Wednesday afternoon, the Chicago City Council finally made a necessary move to
decriminalize authorize tickets for pot possession instead of arrests, reports NBC Chicago. Though they were careful to point out that the new measure would not decriminalize marijuana, the ordinance does allow cops to hand out a hefty ticket instead of arresting the pot possessor.
There are a few limitations to the law. The possession ticket limit is 15 grams or less. Arrests are still mandated for those caught smoking in public or possessing weed near a public park or school. Anyone under 17 or lacking proper identification will face arrest as well.
Anyone else holding 15 grams or less faces a ticket of $250 to $500. The measure is expected to save over $1 million in enforcement costs as well as raise $7 million in revenue for the city.
What the law doesn't do, however, is affect the state's drugged driving laws.
In the Great State of Illinois, one only has to have metabolites of marijuana (or other drugs) in their system to be charged with drugged driving. According to NORML, regular smokers can be charged with drugged driving up to a month after they last smoked.
However, if you are in an accident, and you test positive for metabolites, you can be charged with a felony DUI charge even if you were not impaired. A felony DUI charge resulting from a fatal accident can land you in prison for up to seven years.
Did we mention that you don't need to be impaired?
- Consult a Chicago DUI Lawyer (FindLaw)
- Hanin Goma, Drugged Driver that Killed Kid, Indicted (FindLaw's Chicago DUI Blog)

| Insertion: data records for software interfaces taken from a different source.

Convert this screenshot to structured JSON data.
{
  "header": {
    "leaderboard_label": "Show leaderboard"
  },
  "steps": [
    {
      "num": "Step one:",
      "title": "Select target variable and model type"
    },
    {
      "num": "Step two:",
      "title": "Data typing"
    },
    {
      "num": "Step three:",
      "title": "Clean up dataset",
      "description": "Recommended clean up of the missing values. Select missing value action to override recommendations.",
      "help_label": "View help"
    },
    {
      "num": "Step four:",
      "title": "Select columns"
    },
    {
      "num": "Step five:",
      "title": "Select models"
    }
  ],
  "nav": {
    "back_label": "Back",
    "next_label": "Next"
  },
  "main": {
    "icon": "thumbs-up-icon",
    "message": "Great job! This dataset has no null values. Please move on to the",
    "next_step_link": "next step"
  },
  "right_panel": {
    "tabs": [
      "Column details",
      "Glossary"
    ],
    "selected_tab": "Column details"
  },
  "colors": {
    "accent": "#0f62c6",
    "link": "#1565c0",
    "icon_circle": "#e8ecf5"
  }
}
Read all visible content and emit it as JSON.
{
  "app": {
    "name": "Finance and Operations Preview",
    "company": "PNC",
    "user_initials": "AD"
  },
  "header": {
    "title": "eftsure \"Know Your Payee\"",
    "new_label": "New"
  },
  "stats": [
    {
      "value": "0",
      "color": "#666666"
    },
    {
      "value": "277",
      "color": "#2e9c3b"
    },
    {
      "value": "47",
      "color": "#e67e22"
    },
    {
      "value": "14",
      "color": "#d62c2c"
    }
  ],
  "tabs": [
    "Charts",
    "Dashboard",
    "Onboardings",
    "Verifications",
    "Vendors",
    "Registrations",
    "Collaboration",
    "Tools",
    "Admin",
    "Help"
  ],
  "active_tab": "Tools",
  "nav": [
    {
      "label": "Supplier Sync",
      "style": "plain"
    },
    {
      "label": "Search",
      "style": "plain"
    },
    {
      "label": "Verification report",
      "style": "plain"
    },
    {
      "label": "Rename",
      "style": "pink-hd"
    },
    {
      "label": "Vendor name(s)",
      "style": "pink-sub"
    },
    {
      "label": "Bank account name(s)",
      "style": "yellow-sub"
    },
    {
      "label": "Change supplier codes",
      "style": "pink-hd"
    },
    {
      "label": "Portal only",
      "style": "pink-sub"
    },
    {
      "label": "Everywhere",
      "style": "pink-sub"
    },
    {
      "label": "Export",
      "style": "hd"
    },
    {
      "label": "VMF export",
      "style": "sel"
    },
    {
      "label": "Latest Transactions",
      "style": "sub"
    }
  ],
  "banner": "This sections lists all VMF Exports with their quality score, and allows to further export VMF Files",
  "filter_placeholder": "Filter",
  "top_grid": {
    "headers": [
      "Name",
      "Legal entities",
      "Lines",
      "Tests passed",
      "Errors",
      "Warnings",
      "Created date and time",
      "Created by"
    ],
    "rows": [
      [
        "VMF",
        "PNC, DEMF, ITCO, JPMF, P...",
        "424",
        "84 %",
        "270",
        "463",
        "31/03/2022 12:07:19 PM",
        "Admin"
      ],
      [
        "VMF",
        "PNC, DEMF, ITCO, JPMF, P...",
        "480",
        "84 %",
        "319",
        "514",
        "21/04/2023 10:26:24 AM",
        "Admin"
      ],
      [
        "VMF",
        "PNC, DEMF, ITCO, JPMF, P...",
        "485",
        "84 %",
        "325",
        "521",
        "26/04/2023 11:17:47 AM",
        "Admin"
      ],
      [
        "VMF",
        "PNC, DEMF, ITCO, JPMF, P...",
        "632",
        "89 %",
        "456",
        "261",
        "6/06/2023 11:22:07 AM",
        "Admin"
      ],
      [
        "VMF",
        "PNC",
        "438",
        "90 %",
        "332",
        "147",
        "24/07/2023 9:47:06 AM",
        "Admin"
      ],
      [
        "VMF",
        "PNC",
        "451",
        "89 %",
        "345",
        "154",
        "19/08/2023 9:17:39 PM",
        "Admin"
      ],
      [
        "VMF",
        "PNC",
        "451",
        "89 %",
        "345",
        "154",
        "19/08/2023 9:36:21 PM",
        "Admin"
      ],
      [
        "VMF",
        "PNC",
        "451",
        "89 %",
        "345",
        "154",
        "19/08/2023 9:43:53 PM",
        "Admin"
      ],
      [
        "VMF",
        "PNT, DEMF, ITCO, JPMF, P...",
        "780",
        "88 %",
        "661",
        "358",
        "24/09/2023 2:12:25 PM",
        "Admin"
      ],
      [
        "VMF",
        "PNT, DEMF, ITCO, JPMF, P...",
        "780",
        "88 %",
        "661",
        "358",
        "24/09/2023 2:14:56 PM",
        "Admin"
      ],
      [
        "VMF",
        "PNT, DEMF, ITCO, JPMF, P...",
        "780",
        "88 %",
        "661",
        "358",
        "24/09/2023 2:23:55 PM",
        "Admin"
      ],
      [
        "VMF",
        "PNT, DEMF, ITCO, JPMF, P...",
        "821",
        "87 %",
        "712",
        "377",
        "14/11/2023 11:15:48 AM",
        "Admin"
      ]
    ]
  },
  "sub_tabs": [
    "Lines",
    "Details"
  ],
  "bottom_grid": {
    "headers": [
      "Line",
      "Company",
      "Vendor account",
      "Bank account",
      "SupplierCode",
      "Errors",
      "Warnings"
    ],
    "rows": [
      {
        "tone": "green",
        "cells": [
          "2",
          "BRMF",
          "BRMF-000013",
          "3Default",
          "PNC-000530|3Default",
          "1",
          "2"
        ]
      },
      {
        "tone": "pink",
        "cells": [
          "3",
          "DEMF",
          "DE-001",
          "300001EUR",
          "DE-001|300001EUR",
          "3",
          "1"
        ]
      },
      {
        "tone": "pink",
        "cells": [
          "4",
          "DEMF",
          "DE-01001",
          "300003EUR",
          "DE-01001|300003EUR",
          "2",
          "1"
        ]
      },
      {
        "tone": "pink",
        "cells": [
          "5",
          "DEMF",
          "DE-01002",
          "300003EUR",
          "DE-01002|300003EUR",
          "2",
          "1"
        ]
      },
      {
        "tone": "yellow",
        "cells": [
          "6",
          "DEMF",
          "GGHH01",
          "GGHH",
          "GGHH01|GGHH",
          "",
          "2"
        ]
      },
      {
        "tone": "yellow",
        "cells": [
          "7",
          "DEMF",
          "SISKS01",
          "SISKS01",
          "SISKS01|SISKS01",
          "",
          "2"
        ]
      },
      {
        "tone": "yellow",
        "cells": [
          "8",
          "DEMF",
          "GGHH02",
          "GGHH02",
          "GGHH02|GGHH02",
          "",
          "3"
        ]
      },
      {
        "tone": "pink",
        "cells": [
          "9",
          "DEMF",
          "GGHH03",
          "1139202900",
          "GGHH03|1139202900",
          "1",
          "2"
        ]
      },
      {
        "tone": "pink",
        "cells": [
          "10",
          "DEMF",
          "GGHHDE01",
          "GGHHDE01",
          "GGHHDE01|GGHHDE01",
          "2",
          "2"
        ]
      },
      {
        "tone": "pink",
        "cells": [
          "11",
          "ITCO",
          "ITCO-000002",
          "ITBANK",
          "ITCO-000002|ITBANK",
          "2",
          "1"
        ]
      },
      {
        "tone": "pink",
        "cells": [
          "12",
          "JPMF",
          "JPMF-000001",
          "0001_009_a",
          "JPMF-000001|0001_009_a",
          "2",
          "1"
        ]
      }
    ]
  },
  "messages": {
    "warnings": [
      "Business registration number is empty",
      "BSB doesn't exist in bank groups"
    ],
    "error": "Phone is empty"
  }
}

- Drugged Driving, Road Rage, and a Dead Bystander (FindLaw's Chicago DUI Blog)
- Like Father, Like Son; DUIs, Motorcycles, and LSD (FindLaw's Chicago DUI Blog)